EXERCISE:
Which lines have the string "this"? Copy all of them from the entries below.

=== Begin Enclosure ===

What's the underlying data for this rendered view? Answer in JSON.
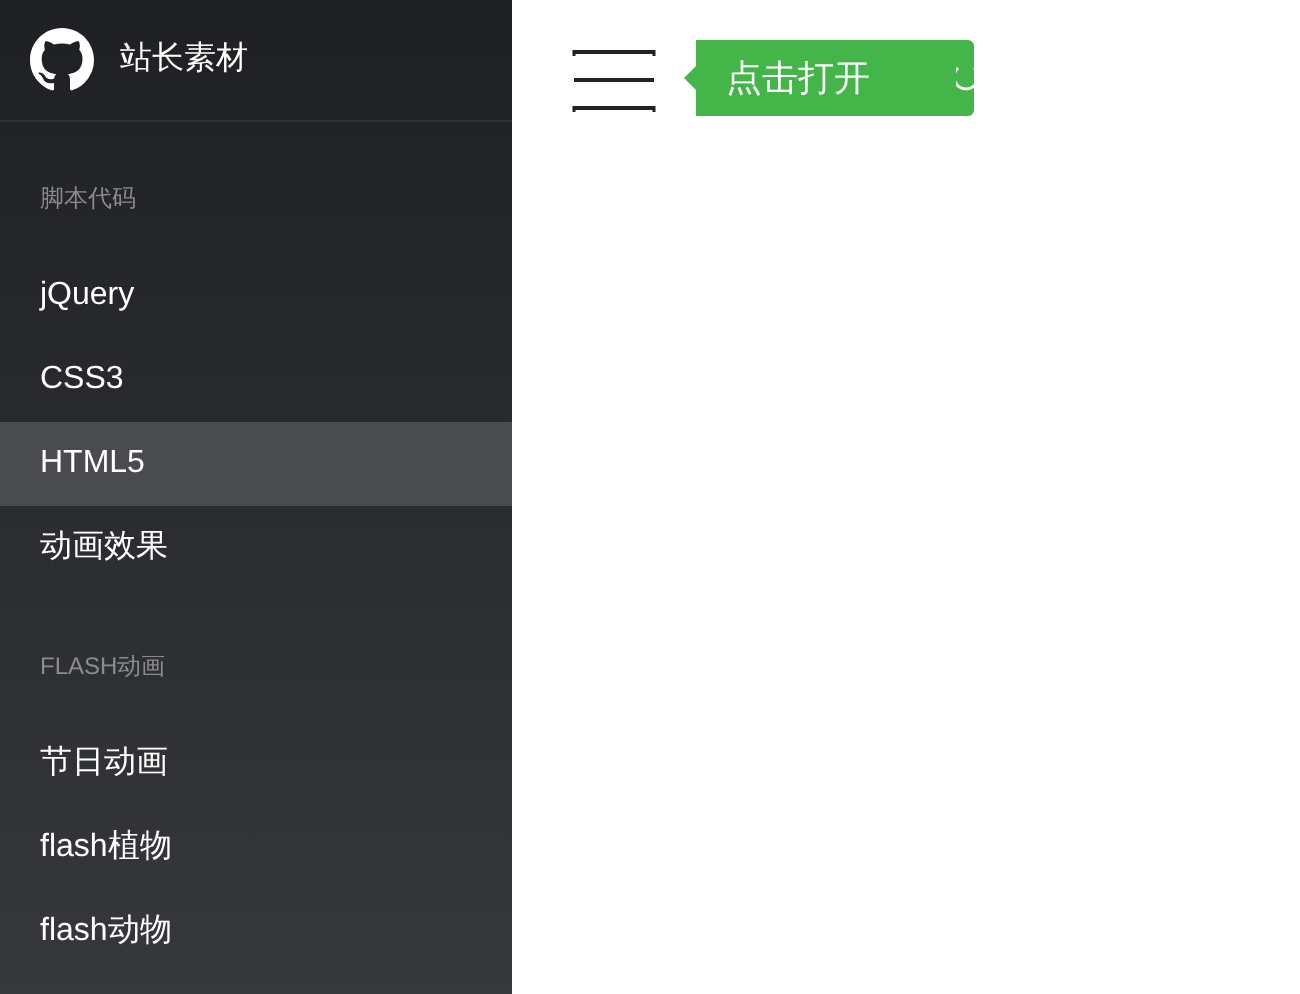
{
  "sidebar": {
    "brand": "站长素材",
    "sections": [
      {
        "title": "脚本代码",
        "items": [
          {
            "label": "jQuery",
            "selected": false
          },
          {
            "label": "CSS3",
            "selected": false
          },
          {
            "label": "HTML5",
            "selected": true
          },
          {
            "label": "动画效果",
            "selected": false
          }
        ]
      },
      {
        "title": "FLASH动画",
        "items": [
          {
            "label": "节日动画",
            "selected": false
          },
          {
            "label": "flash植物",
            "selected": false
          },
          {
            "label": "flash动物",
            "selected": false
          }
        ]
      }
    ]
  },
  "toolbar": {
    "open_button": "点击打开"
  }
}
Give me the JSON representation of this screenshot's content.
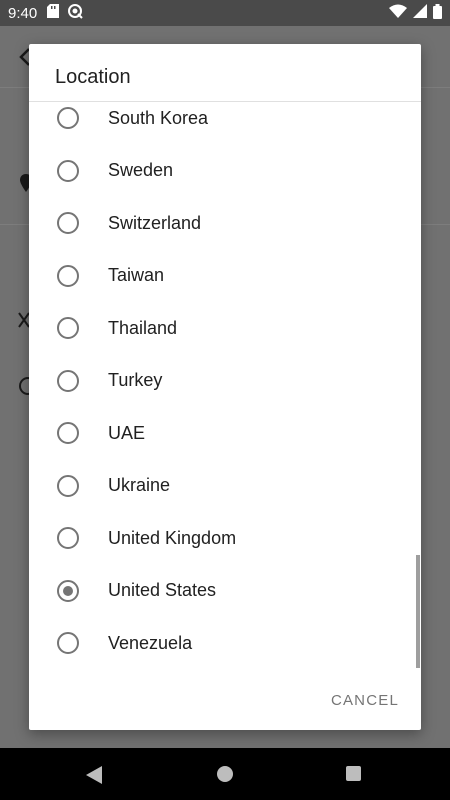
{
  "status_bar": {
    "time": "9:40",
    "icons": [
      "sd-card-icon",
      "sync-icon",
      "wifi-icon",
      "signal-icon",
      "battery-icon"
    ]
  },
  "dialog": {
    "title": "Location",
    "options": [
      {
        "label": "South Korea",
        "selected": false
      },
      {
        "label": "Sweden",
        "selected": false
      },
      {
        "label": "Switzerland",
        "selected": false
      },
      {
        "label": "Taiwan",
        "selected": false
      },
      {
        "label": "Thailand",
        "selected": false
      },
      {
        "label": "Turkey",
        "selected": false
      },
      {
        "label": "UAE",
        "selected": false
      },
      {
        "label": "Ukraine",
        "selected": false
      },
      {
        "label": "United Kingdom",
        "selected": false
      },
      {
        "label": "United States",
        "selected": true
      },
      {
        "label": "Venezuela",
        "selected": false
      }
    ],
    "cancel_label": "CANCEL"
  },
  "nav_bar": {
    "icons": [
      "back-icon",
      "home-icon",
      "recents-icon"
    ]
  }
}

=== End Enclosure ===

ANSWER AREA:
What's the underlying data for this rendered view? Answer in JSON.
Give me the JSON representation of this screenshot's content.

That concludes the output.